The Company recognizes stock-based compensation expense for only those awards ultimately expected to vest on a straight-line basis over the requisite service period of the award. The Company estimates the fair value of stock options using a Black-Scholes-Merton valuation model. This model requires the input of highly subjective assumptions, including the option's expected term and stock price volatility. In addition, judgment is also required in estimating the number of stock-based awards that are expected to be forfeited. Forfeitures are estimated based on historical experience at the time of grant and revised, if necessary, in subsequent periods if actual forfeitures differ from those estimates. The assumptions used in calculating the fair value of share-based payment awards represent management's best estimates, but these estimates involve inherent uncertainties and the application of management's judgment. Thus, if factors change and the Company uses different assumptions, the stock-based compensation expense could be materially different in the future.
Concentration of Credit Risk
The Company has no significant off-balance-sheet concentrations of credit risk such as foreign exchange contracts, options contracts or other foreign hedging arrangements. The Company maintains most of its cash balance at financial institutions located throughout the United States. Accounts at these institutions are insured by the Federal Deposit Insurance Corporation up to $250,000. Uninsured balances aggregated approximately $1,760,000 and $679,000 at July 31, 2022 and 2021, respectively. The Company has not experienced any losses in such accounts. Management believes it is not exposed to any significant credit risk on cash.
Foreign Currency Translation
The Company translates the financial statements of its foreign subsidiaries from the local (functional) currencies to U.S. dollars in accordance with FASB ASC 830, Foreign Currency Matters. All assets and liabilities of the Company’s foreign subsidiaries are translated at year-end exchange rates, while revenue and expenses are translated at average exchange rates prevailing during the year. Adjustments for foreign currency translation fluctuations are excluded from net loss and are included in other comprehensive income (loss). Gains and losses on short-term intercompany foreign currency transactions are recognized as incurred.
Recent Accounting Pronouncements
In March 2020, the FASB issued ASU 2020-04, Reference Rate Reform (Topic 848): Facilitation of the Effects of Reference Rate Reform on Financial Reporting (“ASU 2020-04”) and also issued subsequent amendments to the initial guidance (collectively, “Topic 848”). Topic 848 is effective for all entities as of March 12, 2020, through December 31, 2022, and provides optional guidance for contract modifications and certain hedging relationships associated with the transition from reference rates that are expected to be discontinued. The Company will adopt Topic 848 when relevant contracts are modified upon transition to alternative reference rates. The Company does not expect the adoption of Topic 848 to have a material impact on the Company’s Condensed Consolidated Financial Statements.

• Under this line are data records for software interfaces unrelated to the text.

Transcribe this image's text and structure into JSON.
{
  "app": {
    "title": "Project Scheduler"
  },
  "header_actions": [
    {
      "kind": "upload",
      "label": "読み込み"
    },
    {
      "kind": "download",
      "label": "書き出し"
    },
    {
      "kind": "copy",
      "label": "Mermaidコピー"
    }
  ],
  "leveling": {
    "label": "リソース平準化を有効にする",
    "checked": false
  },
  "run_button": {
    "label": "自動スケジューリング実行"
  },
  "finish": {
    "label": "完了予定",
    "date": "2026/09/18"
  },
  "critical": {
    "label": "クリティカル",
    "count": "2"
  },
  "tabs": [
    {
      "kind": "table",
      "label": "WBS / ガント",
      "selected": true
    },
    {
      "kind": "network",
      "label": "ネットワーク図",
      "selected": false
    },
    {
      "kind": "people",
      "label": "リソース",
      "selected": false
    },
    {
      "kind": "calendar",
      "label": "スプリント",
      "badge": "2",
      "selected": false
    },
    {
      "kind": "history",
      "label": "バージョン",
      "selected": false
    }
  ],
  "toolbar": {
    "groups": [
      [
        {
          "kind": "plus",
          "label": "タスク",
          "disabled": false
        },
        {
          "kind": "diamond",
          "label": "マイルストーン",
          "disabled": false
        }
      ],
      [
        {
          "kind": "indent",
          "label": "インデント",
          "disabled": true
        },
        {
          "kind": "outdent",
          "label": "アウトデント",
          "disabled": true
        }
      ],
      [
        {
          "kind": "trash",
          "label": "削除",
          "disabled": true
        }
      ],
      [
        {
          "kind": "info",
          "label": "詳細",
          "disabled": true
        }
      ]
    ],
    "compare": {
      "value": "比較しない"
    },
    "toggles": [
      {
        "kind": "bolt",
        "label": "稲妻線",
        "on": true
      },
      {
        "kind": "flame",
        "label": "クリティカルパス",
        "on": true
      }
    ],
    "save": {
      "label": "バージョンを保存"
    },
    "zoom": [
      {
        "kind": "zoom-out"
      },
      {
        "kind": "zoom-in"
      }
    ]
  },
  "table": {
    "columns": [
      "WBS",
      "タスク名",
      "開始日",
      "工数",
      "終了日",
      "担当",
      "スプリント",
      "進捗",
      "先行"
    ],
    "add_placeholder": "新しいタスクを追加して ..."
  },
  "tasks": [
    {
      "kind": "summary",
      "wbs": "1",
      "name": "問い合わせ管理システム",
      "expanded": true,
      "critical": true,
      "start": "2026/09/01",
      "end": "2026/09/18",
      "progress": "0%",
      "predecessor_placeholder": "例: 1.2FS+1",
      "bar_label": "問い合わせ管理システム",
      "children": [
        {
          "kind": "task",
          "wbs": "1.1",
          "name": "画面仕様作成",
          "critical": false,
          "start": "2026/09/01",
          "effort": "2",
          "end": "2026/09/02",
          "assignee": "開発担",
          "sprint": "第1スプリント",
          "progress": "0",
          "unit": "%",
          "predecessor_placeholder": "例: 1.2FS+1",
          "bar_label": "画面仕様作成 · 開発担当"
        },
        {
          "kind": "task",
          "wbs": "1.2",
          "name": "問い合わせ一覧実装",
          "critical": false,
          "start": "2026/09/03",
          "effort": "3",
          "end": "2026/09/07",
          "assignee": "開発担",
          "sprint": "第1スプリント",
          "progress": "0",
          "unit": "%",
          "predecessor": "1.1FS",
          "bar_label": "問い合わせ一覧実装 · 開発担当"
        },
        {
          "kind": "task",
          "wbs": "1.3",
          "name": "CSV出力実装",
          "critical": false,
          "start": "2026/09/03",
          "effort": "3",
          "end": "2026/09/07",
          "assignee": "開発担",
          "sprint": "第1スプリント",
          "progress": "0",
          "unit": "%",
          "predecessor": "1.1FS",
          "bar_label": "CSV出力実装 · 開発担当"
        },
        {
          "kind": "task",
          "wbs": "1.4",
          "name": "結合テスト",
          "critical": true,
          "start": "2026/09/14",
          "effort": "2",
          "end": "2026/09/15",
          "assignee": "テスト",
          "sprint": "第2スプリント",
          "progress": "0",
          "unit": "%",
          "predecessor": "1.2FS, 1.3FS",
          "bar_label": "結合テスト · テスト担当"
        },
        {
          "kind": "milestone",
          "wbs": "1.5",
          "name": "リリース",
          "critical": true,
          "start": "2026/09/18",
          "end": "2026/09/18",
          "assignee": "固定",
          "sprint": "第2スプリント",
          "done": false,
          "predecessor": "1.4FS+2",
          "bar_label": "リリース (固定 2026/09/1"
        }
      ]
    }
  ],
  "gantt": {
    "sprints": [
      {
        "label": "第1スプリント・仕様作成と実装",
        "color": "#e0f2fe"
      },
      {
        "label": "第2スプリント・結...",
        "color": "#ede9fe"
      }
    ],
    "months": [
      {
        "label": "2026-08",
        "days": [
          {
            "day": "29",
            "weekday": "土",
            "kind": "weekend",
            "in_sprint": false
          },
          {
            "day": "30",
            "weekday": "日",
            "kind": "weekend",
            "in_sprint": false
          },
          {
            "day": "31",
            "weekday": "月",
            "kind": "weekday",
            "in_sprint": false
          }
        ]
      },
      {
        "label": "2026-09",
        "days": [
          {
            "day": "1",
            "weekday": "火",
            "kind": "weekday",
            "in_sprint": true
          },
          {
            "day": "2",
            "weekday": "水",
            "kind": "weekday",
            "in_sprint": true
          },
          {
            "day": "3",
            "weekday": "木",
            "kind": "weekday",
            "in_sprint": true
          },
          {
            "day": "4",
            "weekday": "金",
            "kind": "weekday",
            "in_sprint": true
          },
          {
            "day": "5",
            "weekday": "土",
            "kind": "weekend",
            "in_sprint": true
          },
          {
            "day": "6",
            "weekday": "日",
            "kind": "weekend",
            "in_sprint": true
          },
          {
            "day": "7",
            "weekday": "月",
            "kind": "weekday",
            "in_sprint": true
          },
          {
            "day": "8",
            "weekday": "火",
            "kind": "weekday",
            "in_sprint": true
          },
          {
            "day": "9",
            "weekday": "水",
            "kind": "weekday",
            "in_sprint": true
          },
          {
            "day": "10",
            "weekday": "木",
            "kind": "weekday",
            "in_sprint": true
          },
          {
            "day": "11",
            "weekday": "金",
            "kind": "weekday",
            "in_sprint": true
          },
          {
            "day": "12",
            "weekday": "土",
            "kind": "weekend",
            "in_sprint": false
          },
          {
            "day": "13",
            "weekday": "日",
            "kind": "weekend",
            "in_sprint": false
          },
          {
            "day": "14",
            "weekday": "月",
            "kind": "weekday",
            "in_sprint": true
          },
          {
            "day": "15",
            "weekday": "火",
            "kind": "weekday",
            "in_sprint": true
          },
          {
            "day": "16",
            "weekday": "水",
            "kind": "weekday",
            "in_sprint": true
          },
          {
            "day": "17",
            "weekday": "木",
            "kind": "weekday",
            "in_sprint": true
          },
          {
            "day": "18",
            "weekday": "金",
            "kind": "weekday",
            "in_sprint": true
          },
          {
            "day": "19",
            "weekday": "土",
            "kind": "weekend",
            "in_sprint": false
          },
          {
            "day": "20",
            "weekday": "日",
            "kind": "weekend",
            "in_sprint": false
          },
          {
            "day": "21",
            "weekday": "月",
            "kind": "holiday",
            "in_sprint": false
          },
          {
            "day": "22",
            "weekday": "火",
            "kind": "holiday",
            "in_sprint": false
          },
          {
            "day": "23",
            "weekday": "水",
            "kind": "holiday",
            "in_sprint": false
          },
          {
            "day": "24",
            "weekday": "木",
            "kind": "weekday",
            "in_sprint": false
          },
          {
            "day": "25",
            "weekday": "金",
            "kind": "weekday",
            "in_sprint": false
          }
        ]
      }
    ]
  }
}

The entire disclosure for all significant accounting policies of the reporting entity.
Reference 1: http://www.xbrl.org/2003/role/disclosureRef